As per usual, it is the most vulnerable of my patients that feel the biggest impact. The father who has to choose between selling his bike and being able to provide lunch for his son. The mother unable to afford the bus fare to bring her son to a hospital appointment. The teenager left to die in hospital because the council is unable to find social housing to discharge him for his last few months of life. This is the reality of Britain after ten years of Tory rule.
The question is simple: is this the society we want to live in?
Austerity equals a rise in inequality. “We’re all in this together,” we were told. Yet while the wealth of the country continues to be concentrated among the richest, the poorest among us are subjected to a reversal in life expectancy and an increase in child mortality. Austerity is estimated to have cost around 130,000 lives. This, in a country with one of the highest GDPs in the world.
Day in, day out, I see first hand the realities of what it means to break down the social fabric of our state. That is why – after working a 13-hour shift without a break – I am writing this article, and why I will spend my days off this weekend canvassing with the local Labour party.
The neglected state of the health service is being used as an excuse to hand out lucrative private contracts. Yet the news last week of a private mental health facility in Derby being closed to new patients – having been found to be unsafe after a patient committed suicide – is evidence of the problems with introducing market forces into the NHS. The report found that 75% of staff were not adequately trained for the care they were providing within the facility.

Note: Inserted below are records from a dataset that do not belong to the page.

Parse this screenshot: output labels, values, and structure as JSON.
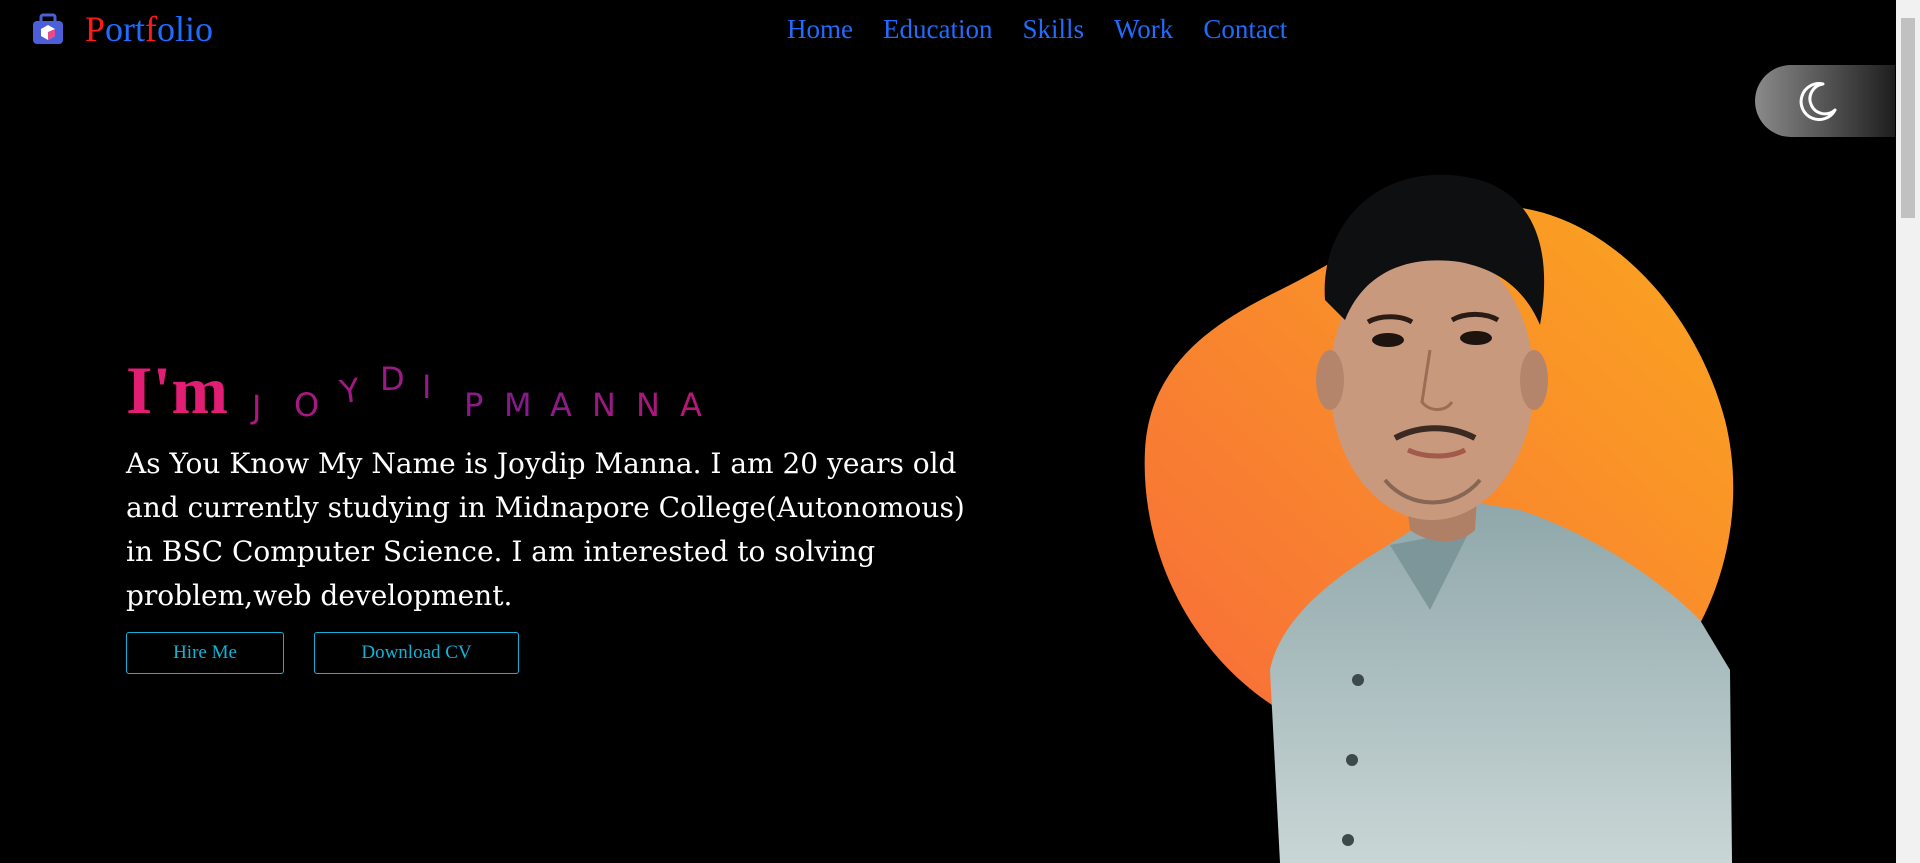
{
  "logo": {
    "p": "P",
    "ort": "ort",
    "f": "f",
    "olio": "olio"
  },
  "nav": {
    "items": [
      "Home",
      "Education",
      "Skills",
      "Work",
      "Contact"
    ]
  },
  "hero": {
    "prefix": "I'm",
    "name_letters": [
      "J",
      "O",
      "Y",
      "D",
      "I",
      "P",
      "M",
      "A",
      "N",
      "N",
      "A"
    ],
    "bio": "As You Know My Name is Joydip Manna. I am 20 years old and currently studying in Midnapore College(Autonomous) in BSC Computer Science. I am interested to solving problem,web development.",
    "hire_label": "Hire Me",
    "cv_label": "Download CV"
  },
  "icons": {
    "logo": "briefcase-icon",
    "toggle": "moon-icon"
  },
  "colors": {
    "accent_blue": "#1f6cff",
    "accent_red": "#ff1a1a",
    "pink": "#e11d74",
    "cyan": "#10b3d8",
    "blob": "#f98a2a"
  }
}
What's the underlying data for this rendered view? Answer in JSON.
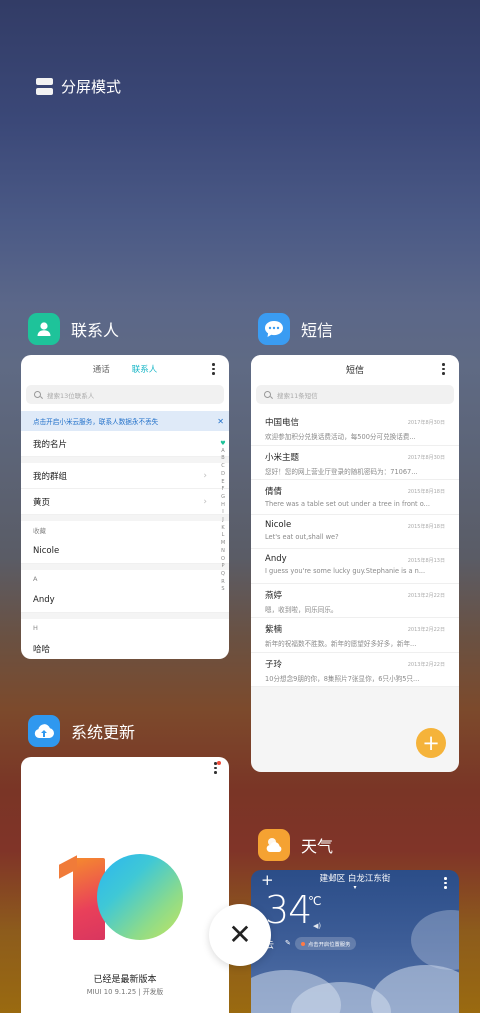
{
  "split_screen": {
    "label": "分屏模式"
  },
  "apps": {
    "contacts": {
      "name": "联系人",
      "icon": "person-icon",
      "color": "#1ec39a"
    },
    "messages": {
      "name": "短信",
      "icon": "chat-bubble-icon",
      "color": "#3a9cf2"
    },
    "updater": {
      "name": "系统更新",
      "icon": "cloud-upload-icon",
      "color": "#2f98ef"
    },
    "weather": {
      "name": "天气",
      "icon": "sun-cloud-icon",
      "color": "#f5a232"
    }
  },
  "contacts_card": {
    "tabs": [
      "通话",
      "联系人"
    ],
    "search_placeholder": "搜索13位联系人",
    "banner": "点击开启小米云服务，联系人数据永不丢失",
    "banner_close": "✕",
    "rows": {
      "my_card": "我的名片",
      "my_groups": "我的群组",
      "yellow_pages": "黄页",
      "favorites_header": "收藏",
      "nicole": "Nicole",
      "section_a": "A",
      "andy": "Andy",
      "section_h": "H",
      "haha": "哈哈"
    },
    "alphabet": [
      "A",
      "B",
      "C",
      "D",
      "E",
      "F",
      "G",
      "H",
      "I",
      "J",
      "K",
      "L",
      "M",
      "N",
      "O",
      "P",
      "Q",
      "R",
      "S"
    ]
  },
  "messages_card": {
    "title": "短信",
    "search_placeholder": "搜索11条短信",
    "items": [
      {
        "name": "中国电信",
        "date": "2017年8月30日",
        "preview": "欢迎参加积分兑换话费活动，每500分可兑换话费..."
      },
      {
        "name": "小米主题",
        "date": "2017年8月30日",
        "preview": "您好！您的网上营业厅登录的随机密码为：71067..."
      },
      {
        "name": "倩倩",
        "date": "2015年8月18日",
        "preview": "There was a table set out under a tree in front o..."
      },
      {
        "name": "Nicole",
        "date": "2015年8月18日",
        "preview": "Let's eat out,shall we?"
      },
      {
        "name": "Andy",
        "date": "2015年8月13日",
        "preview": "I guess you're some lucky guy.Stephanie is a n..."
      },
      {
        "name": "燕婷",
        "date": "2013年2月22日",
        "preview": "嗯，收到啦，同乐同乐。"
      },
      {
        "name": "紫楠",
        "date": "2013年2月22日",
        "preview": "新年的祝福数不胜数。新年的愿望好多好多，新年..."
      },
      {
        "name": "子玲",
        "date": "2013年2月22日",
        "preview": "10分想念9朋的你，8集照片7张显你，6只小狗5只..."
      }
    ],
    "fab": "+"
  },
  "update_card": {
    "status": "已经是最新版本",
    "version": "MIUI 10 9.1.25 | 开发版"
  },
  "weather_card": {
    "location": "建邺区 白龙江东街",
    "temperature": "34",
    "unit": "℃",
    "condition": "云",
    "tag": "点击开启位置服务"
  },
  "close_button": "✕"
}
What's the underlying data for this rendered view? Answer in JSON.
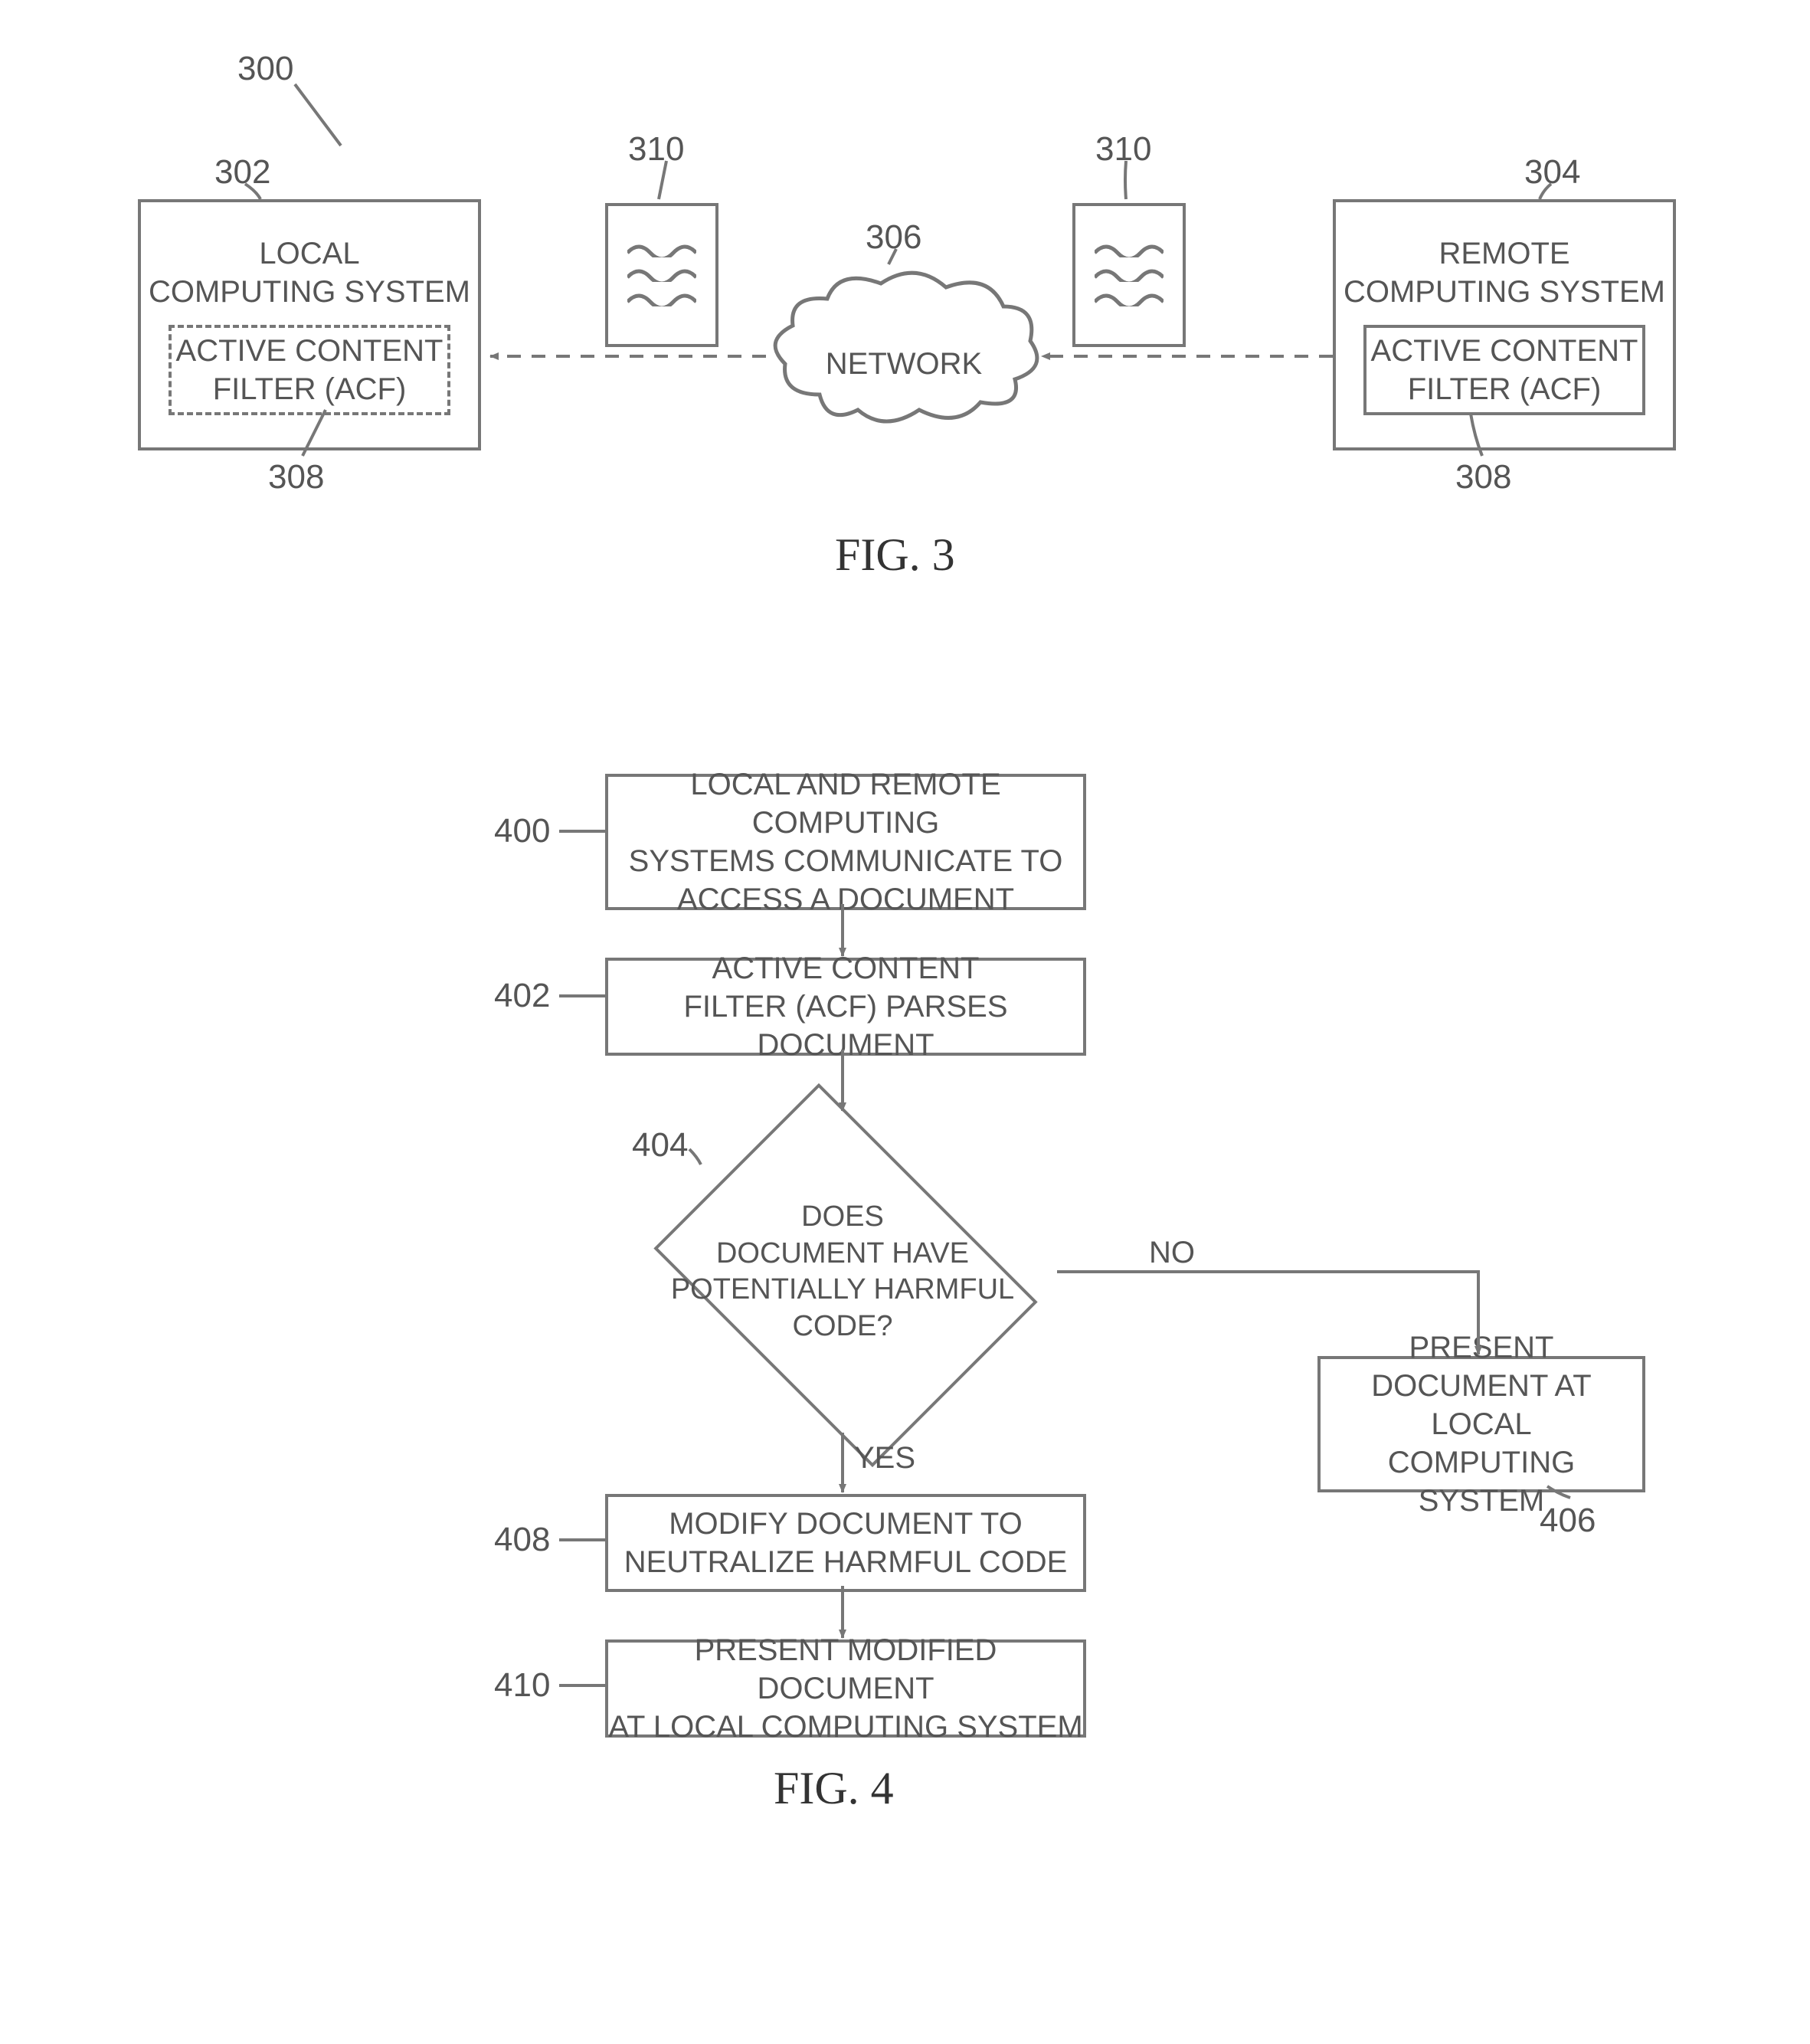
{
  "fig3": {
    "caption": "FIG. 3",
    "refDiagram": "300",
    "localSystem": {
      "ref": "302",
      "title": "LOCAL\nCOMPUTING SYSTEM",
      "acf": {
        "ref": "308",
        "label": "ACTIVE CONTENT\nFILTER (ACF)"
      }
    },
    "remoteSystem": {
      "ref": "304",
      "title": "REMOTE\nCOMPUTING SYSTEM",
      "acf": {
        "ref": "308",
        "label": "ACTIVE CONTENT\nFILTER (ACF)"
      }
    },
    "network": {
      "ref": "306",
      "label": "NETWORK"
    },
    "docLeft": {
      "ref": "310"
    },
    "docRight": {
      "ref": "310"
    }
  },
  "fig4": {
    "caption": "FIG. 4",
    "step400": {
      "ref": "400",
      "text": "LOCAL AND REMOTE COMPUTING\nSYSTEMS COMMUNICATE TO\nACCESS A DOCUMENT"
    },
    "step402": {
      "ref": "402",
      "text": "ACTIVE CONTENT\nFILTER (ACF) PARSES DOCUMENT"
    },
    "decision404": {
      "ref": "404",
      "text": "DOES\nDOCUMENT HAVE\nPOTENTIALLY HARMFUL\nCODE?",
      "yes": "YES",
      "no": "NO"
    },
    "step406": {
      "ref": "406",
      "text": "PRESENT\nDOCUMENT AT LOCAL\nCOMPUTING SYSTEM"
    },
    "step408": {
      "ref": "408",
      "text": "MODIFY DOCUMENT TO\nNEUTRALIZE HARMFUL CODE"
    },
    "step410": {
      "ref": "410",
      "text": "PRESENT MODIFIED DOCUMENT\nAT LOCAL COMPUTING SYSTEM"
    }
  }
}
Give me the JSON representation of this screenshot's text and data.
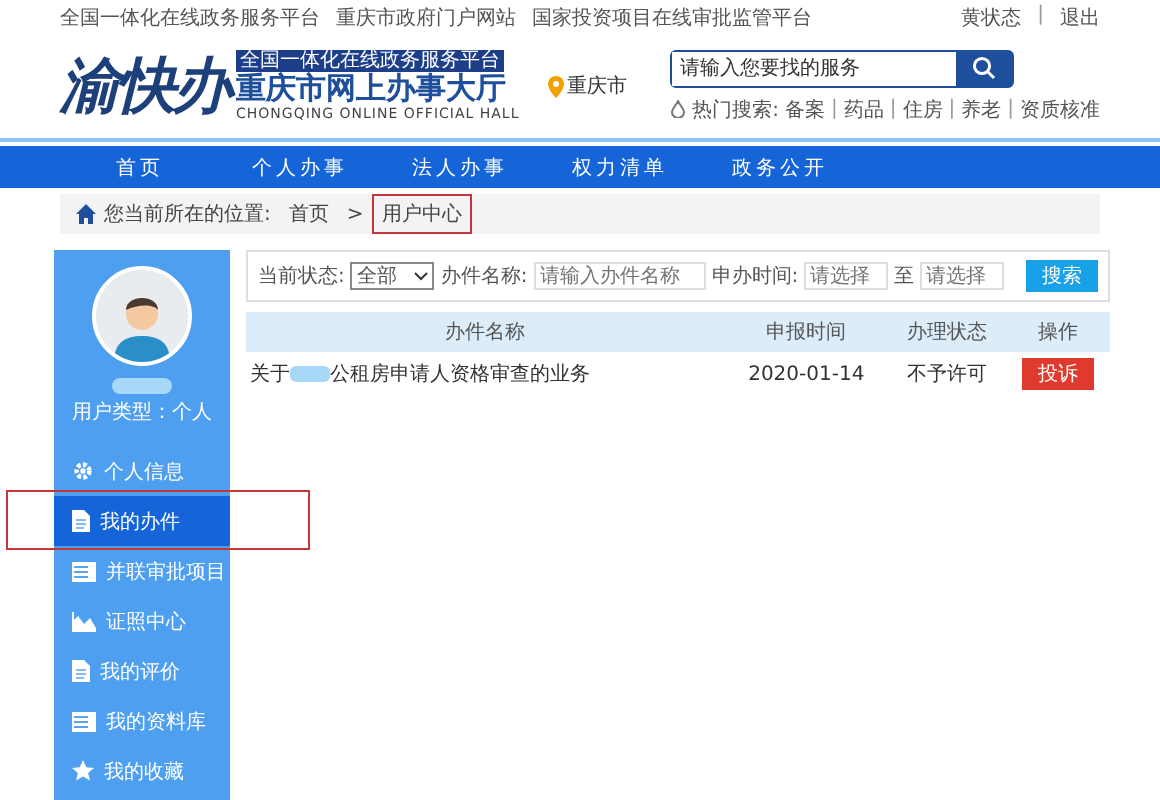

Cutting corners to increase shareholder profits, it turns out, costs lives. Cygnet – the company that owned the facility – reported profits of £334m in 2018. For those who pay attention, this is a familiar story for privately run services. Circle, the company notorious for handing back Hitchingham Hospital in 2015, has been trying to sue Rushcliffe Clinical Commissioning Group (the primary care body) after losing out on a contract to the local NHS hospital. Circle’s argument is that the NHS cannot possibly run the service for less than the private provider due to the fact that NHS staff have “improved NHS benefits”.
That’s right, when private health companies aren’t driving down the standard of patient care, it’s staff’s sick pay and pensions they rip off. The NHS remaining ‘free at the point of care’ doesn’t mean it isn’t being privatised, and these behind-the-scenes private contracts end up costing us more; increasingly diverting funds away from patient care towards costly legal cases and complicated tendering bids.
Moreover, patients’ data is now being used in drug trials by multi-billion dollar pharmaceutical companies and by private tech firms to develop the latest AI technology, only for this technology to be sold back at a profit. Benefits and profits derived from NHS data should be delivered back to service users: not Cygnet, not Circle, not Serco, not GSK, and not Richard Branson.
On 12 December, I urge all my patients to vote against the dismantling of the NHS, and to vote against turning the NHS into a profit-driven empire for the super rich. Because the real shareholders in the NHS are the public who use it, and the only way we can deliver the health service we want to see is by voting for real change.
Joanna Dobbin is a junior doctor and member of the Migrant Solidarity Group.